It’s up 16.57% YTD as of October 27, 2015.
Source Globe Investor.
With the regular changes vanguard has, it seems that if you buy an ETF you don’t know what you’ll be holding in 5 years. Not quite passive.
They seem to be deviating from the idea that it’s better to get something good enough and leave it alone than to constantly make changes seeking minor improvements, and they’re making changes in a way that forces them on current investors instead of giving them a choice.
Never thought I would say this but I would start avoiding vanguard except for investors who want to monitor their portfolio very frequently.
I know Bogle has disagreed with the current management on a few things for some time. Vanguard does not necessarily reflect his vision anymore.
@Richard, I agree 100% with you. I’ve given up on Vanguard Canada. First the MSCI to FTSE changes and now this. They also had a high bid-ask spread for a long time compared to their competition.
I’ve found Blackrock/iShares to be much more predictable. When they introduce/acquire new products, they leave the existing ones alone and leave it up to investors to choose whether they want to switch to new products or not. I’ve also grown to like some of the BMO ETFs and they’ve stayed consistent as well. I’m glad there is competition.

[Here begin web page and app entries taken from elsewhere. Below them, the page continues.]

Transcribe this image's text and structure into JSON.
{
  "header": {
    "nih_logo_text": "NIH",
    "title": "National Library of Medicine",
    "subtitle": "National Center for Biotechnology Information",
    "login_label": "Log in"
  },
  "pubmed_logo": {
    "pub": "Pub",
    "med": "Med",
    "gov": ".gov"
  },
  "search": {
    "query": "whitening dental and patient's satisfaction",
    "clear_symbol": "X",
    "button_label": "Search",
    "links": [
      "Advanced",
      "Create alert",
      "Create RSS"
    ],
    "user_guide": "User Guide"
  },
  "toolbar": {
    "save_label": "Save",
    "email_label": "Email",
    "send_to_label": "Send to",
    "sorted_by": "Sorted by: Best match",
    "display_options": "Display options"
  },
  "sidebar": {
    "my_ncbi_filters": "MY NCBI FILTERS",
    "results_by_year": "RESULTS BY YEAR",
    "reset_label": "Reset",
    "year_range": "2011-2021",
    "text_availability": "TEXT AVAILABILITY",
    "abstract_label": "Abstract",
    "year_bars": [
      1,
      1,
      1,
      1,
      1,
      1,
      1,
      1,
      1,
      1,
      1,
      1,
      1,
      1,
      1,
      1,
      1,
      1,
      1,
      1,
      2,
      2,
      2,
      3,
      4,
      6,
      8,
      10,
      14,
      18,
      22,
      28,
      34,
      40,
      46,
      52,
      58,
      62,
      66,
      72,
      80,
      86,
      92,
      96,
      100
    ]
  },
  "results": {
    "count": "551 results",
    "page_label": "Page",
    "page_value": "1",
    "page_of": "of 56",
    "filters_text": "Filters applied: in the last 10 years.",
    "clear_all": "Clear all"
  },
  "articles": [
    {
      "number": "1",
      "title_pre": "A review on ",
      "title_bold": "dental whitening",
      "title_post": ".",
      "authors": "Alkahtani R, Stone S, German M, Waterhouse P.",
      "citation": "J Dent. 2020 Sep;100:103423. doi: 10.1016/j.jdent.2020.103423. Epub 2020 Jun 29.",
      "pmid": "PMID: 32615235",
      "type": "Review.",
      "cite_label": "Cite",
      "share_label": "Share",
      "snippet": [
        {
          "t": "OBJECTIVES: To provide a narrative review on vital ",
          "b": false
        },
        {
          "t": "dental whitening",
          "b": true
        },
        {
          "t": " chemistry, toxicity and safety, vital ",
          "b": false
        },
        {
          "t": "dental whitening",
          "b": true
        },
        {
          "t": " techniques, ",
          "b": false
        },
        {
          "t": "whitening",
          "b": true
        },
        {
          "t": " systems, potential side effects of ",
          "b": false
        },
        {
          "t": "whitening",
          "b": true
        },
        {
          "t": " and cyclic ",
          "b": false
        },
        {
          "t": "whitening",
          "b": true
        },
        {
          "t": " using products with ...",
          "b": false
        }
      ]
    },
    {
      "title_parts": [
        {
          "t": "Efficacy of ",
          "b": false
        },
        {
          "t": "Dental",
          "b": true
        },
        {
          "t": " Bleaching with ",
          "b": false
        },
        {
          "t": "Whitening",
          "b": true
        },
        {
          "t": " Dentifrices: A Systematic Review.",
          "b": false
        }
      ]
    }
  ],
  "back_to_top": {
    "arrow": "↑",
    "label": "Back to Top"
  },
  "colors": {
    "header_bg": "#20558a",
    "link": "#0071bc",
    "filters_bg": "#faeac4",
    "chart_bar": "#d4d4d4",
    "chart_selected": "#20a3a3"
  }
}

Hi, I follow the old model portfolio of using VUN and XEF for Us and International exposure. Given that the MER’s for both VUN and XEF are lower than VXC, would it just make sense to keep VUN and XEF in my portfolio. I take it the additional cost will be to rebalance every year (but that only costs me one additional trade since I rebalance by buying new units). I have over $40,000 combined for VUN and XEF. Thanks.
@tytw00: I would not be in a hurry to switch to VXC if you already own VUN/XEF. The one thing to consider, however, is that VXC also includes emerging markets, so you would need to add a third fund (such as XEC) to more closely match the exposure you’d get from VXC.
Happy New Year – I know you can’t give specific advice – my portfolio is curently based on one of your “older” modela (ZRE; XRB; XIC; VAB; VT:US)
and I really like the even-simpler Option#3 with 3 Vanguard funds. It’s time for my yearly re-balance; does it make sensé to rebalance to the 3 Vanguard funds?
Thanks as always for your informative site.
@Kris: If your goal is to rebalance AND simplify your portfolio, then it may indeed make sense to move to the newer model to strip away the optional asset classes (real return bonds and REITs) and to get away from US-listed ETFs.
However, if the US-listed ETF is in an RRSP, it might be worth sticking with it, because US-listed ETFs are significantly more tax-efficient in RRSPs (but not in other account types).
Moreover, there is no reason to prefer VCN over XIC: both are perfectly good choices.
I love reading Canadian Couch Potato.
I have a question for you: I have $50,000 to invest in non-registered portfolio. I have never invested in ETFs so far and I am seriously thinking (and as I am close to 50 now), in investing in ETFs. Most of my stocks are in Canadian market. The question is if I need to invest in diversified market, what would you suggest? I am in it for long term.( for US and Emerging market – I was thinking about VUN and VWO. Thank you for your opinion.
5 months after this post they still had not added US small caps as pointed out by Justin here. http://www.canadianportfoliomanagerblog.com/perfecting-the-perfect-portfolio/
In a few weeks the next quarterly portfolio disclosure will be issued and holders of VXC will hope Vanguard has finally decided to follow their own new benchmark. What a terrible way to have to invest, not knowing what you’re buying. Ishares and XAW, the clear superior option.